However, this reading of the Franco-German texts is difficult after taking into account the entire passage in Berakhos quoted above and some of the most important French scholars whom R. Berman neglected to quote. R. Berman cited the three Franco-German scholars mentioned above who state that one may not recite keri’as Shema while hearing a woman’s singing voice. He automatically assumed that they read the Gemara in Berakhos as identifying a woman’s thigh, hair and voice as only prohibited while reciting the keri’as Shema. As noted above, this is certainly a difficult interpretation, and definitely not the only or most likely one. It seems much more likely that these sources consider a woman’s thigh, hair and voice to be prohibited ervah that, additionally, interfere with keri’as Shema even if they are of one’s wife. Thus, just like the Gemara states that (1. general) a man may not stare at even the little finger of another woman and (2. specific) may not recite keri’as Shema while looking at an exposed handbreadth of his wife’s flesh, it also states that while a man is normally prohibited from (1. general) looking at the thigh and hair and listening to the singing voice of a woman other than his wife but is also prohibited from (2. specific) reciting keri’as Shema while looking at even his wife’s thigh and hair and listening to her voice. The textual parallel is quite compelling and is probably what the Ra’avyah, Yere’im and Mordekhai intended.
However, another way to read this passage is that the Gemara begins with a statement that a man may not look at a woman’s unexposed handbreadth of flesh. Due to difficulties, it then modifies that statement to refer to one’s wife and keri’as Shema. The passage then returns to the original discussion and states that a man may not look at a woman’s thigh and hair or listen to her singing voice. Thus, neither hair nor voice have anything to do with reciting keri’as Shema. There are a number of important French rishonim who list the impediments to reciting keri’as Shema and do not list hair or voice. The implication is that they read the passage as just explained – thigh, hair and voice are prohibited in a general situation and not just for keri’as Shema. This is a critical point. How would R. Berman explain these rishonim omitting hair and voice from the impediments to keri’as Shema? Since he rejects the contention that voice is generally prohibited, he would have to say that these rishonim reject the entire passage in Berakhos. Certainly we prefer to reconcile rishonim with the talmudic text over rejecting the passage, particularly when the reconciliatory reading of is more compelling.
What is really difficult to R. Berman’s thesis is that the French rishonim who seem to read the passage in Berakhos as referring to a general prohibition and not merely to keri’as Shema are among the most important in the Franco-German tradition. Rabbenu Ya’akov Tam, the dean of the Tosafist school, is among them, as is R. Yitzhak (Ri) Ha-Zaken, the force behind the Tosafos writings. Also among them is R. Moshe of Coucy – the Semag – who was among the last of the Tosafists. So, too, the Tosafos of R. Yehudah he-Hassid.
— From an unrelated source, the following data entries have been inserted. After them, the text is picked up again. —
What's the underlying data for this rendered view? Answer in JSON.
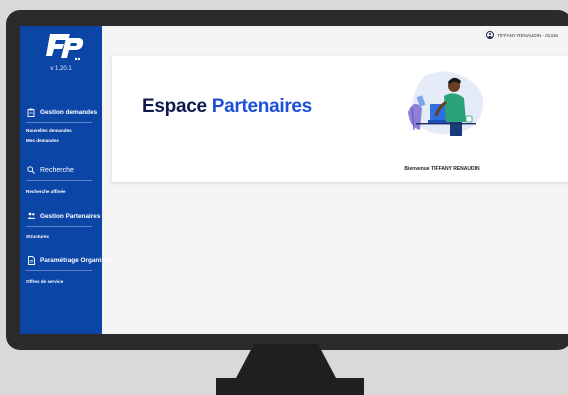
{
  "app": {
    "version": "v 1.20.1"
  },
  "sidebar": {
    "sections": [
      {
        "label": "Gestion demandes",
        "icon": "clipboard-icon"
      },
      {
        "label": "Recherche",
        "icon": "search-icon"
      },
      {
        "label": "Gestion Partenaires",
        "icon": "users-icon"
      },
      {
        "label": "Paramétrage Organisme",
        "icon": "document-icon"
      }
    ],
    "items": [
      {
        "label": "Nouvelles demandes"
      },
      {
        "label": "Mes demandes"
      },
      {
        "label": "Recherche affinée"
      },
      {
        "label": "Structures"
      },
      {
        "label": "Offres de service"
      }
    ]
  },
  "header": {
    "user_label": "TIFFANY RENAUDIN - 01316"
  },
  "main": {
    "title_part1": "Espace",
    "title_part2": "Partenaires",
    "welcome": "Bienvenue TIFFANY RENAUDIN"
  },
  "colors": {
    "sidebar": "#0b46a6",
    "title_dark": "#0f1a4d",
    "title_accent": "#1d4fd8"
  }
}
What we end up seeing in the Franco-German school, at least before a more thorough historical analysis is performed, is two schools of thought:
1. A man is forbidden to listen to kol ishah but it has no special status in regard to keri’as Shema
2. Not only is a man forbidden to listen to kol ishah, but he cannot recite keri’as Shema while listening to even his wife sing.
(Cf. R. Henkin, pp. 67-68)
(b”n, more to come)